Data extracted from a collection
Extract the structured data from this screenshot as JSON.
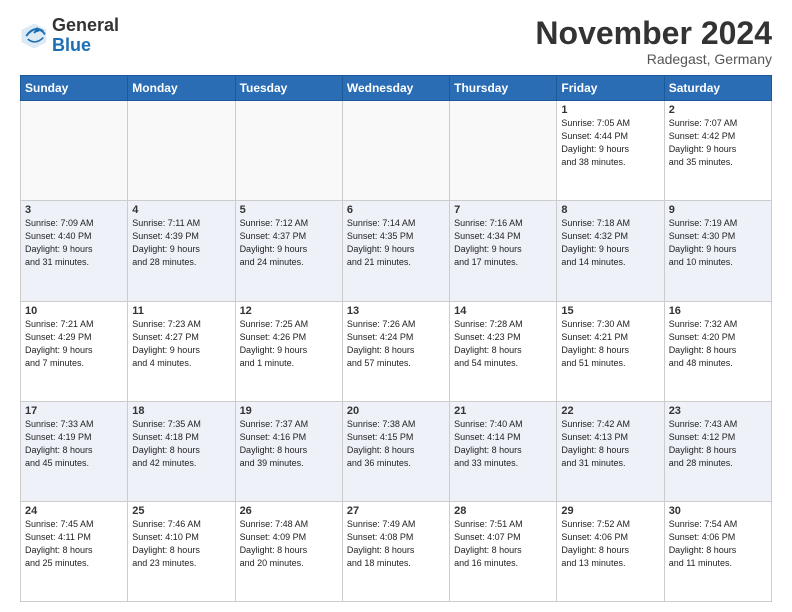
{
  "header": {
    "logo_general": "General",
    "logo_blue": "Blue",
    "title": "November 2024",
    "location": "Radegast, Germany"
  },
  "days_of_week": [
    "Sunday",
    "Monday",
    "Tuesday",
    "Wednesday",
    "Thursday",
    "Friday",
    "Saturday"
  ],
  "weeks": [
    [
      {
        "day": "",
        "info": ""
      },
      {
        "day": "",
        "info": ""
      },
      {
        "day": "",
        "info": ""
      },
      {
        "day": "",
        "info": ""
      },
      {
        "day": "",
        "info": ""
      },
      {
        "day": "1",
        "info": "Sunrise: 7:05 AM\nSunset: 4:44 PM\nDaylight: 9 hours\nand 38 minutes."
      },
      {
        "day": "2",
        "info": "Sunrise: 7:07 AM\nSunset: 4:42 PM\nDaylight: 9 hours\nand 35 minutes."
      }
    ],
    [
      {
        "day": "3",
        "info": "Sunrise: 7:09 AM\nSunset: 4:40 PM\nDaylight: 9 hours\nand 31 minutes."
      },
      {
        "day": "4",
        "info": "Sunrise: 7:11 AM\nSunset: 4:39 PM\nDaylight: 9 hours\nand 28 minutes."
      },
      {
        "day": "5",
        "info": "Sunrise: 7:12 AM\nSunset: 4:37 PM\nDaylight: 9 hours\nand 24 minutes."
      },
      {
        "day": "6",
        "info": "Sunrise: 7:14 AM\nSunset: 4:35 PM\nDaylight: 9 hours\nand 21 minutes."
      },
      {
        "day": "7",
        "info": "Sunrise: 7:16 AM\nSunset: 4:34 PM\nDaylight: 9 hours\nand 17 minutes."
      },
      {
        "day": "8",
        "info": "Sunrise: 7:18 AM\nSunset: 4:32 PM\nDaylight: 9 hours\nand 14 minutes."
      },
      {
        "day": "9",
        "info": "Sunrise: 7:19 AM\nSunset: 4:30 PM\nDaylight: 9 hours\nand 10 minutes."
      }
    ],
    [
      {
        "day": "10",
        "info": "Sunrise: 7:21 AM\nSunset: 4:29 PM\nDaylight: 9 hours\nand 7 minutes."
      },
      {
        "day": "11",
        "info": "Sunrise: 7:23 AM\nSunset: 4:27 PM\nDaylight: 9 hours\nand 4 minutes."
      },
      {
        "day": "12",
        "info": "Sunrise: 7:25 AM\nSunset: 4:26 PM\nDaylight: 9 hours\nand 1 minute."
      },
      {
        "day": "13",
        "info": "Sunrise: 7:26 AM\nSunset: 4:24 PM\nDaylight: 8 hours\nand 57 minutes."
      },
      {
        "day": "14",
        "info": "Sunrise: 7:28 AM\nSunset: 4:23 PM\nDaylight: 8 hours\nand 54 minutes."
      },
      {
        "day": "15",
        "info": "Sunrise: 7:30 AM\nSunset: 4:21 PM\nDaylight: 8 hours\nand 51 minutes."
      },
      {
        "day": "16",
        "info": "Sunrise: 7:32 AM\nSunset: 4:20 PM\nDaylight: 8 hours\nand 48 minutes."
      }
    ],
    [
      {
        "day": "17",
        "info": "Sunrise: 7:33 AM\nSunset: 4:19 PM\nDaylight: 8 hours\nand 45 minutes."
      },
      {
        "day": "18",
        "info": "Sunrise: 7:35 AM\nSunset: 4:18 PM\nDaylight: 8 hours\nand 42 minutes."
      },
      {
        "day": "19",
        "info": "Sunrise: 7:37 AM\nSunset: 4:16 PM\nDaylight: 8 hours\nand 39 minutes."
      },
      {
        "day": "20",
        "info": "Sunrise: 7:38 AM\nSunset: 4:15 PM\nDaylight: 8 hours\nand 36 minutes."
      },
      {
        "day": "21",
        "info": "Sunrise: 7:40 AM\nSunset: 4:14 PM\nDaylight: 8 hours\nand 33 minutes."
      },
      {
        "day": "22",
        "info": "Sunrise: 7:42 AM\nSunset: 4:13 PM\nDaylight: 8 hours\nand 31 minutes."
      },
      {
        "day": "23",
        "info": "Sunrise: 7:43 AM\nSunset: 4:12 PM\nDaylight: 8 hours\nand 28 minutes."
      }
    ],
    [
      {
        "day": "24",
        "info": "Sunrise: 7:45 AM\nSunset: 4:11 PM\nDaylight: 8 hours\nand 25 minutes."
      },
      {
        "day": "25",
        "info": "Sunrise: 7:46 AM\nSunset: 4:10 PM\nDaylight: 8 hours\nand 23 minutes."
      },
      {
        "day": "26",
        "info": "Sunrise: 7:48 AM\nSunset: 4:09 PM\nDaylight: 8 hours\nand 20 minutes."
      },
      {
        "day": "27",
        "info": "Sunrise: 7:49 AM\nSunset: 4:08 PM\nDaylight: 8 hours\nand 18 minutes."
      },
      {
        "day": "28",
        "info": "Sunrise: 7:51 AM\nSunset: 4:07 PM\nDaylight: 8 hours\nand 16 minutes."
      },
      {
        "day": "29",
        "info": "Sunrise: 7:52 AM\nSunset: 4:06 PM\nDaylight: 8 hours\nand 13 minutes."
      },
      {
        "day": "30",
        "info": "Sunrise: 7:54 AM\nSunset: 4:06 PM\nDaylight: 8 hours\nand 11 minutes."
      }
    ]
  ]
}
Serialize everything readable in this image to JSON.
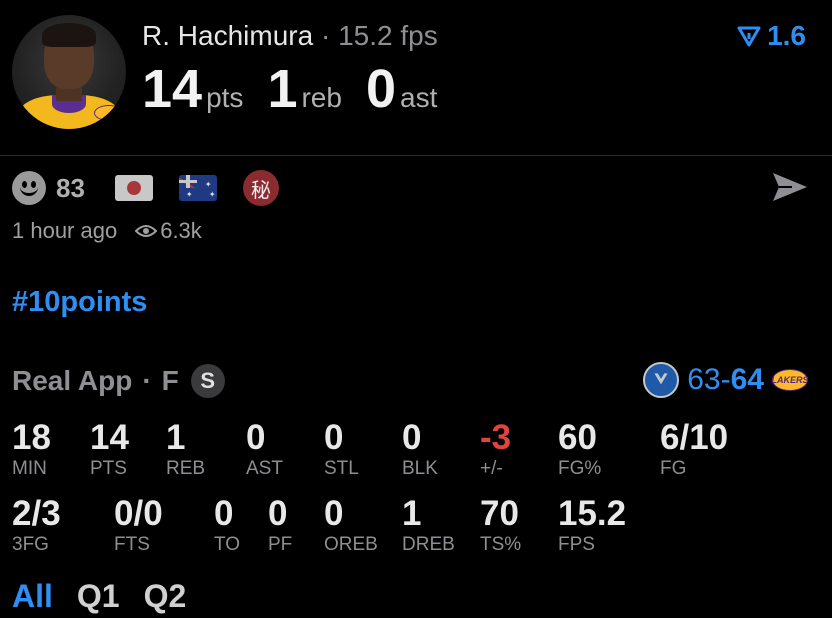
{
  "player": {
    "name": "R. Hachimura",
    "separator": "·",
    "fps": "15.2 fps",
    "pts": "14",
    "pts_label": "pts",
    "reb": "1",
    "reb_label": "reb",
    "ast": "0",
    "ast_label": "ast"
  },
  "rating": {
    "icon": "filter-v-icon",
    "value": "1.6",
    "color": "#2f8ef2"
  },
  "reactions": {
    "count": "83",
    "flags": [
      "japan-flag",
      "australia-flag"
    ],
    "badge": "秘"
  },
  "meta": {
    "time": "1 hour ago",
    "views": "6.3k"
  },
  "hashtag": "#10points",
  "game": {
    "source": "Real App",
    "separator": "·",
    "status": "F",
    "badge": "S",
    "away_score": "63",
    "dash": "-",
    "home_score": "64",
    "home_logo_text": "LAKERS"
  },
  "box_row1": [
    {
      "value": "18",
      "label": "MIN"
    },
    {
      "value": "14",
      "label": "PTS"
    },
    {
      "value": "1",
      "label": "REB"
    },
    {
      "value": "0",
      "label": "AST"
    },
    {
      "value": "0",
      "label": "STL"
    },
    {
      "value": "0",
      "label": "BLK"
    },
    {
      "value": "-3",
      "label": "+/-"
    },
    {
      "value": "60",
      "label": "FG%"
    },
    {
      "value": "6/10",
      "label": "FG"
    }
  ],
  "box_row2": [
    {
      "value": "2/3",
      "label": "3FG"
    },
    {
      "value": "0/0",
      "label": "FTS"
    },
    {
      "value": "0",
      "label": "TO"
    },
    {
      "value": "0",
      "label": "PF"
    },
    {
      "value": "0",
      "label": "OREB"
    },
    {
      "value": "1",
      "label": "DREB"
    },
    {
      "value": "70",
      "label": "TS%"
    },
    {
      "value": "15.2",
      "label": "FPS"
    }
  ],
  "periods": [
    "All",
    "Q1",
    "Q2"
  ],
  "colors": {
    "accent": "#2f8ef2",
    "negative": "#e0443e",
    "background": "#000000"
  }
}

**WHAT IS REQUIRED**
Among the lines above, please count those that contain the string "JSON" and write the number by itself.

**RESPONSE BELOW**
2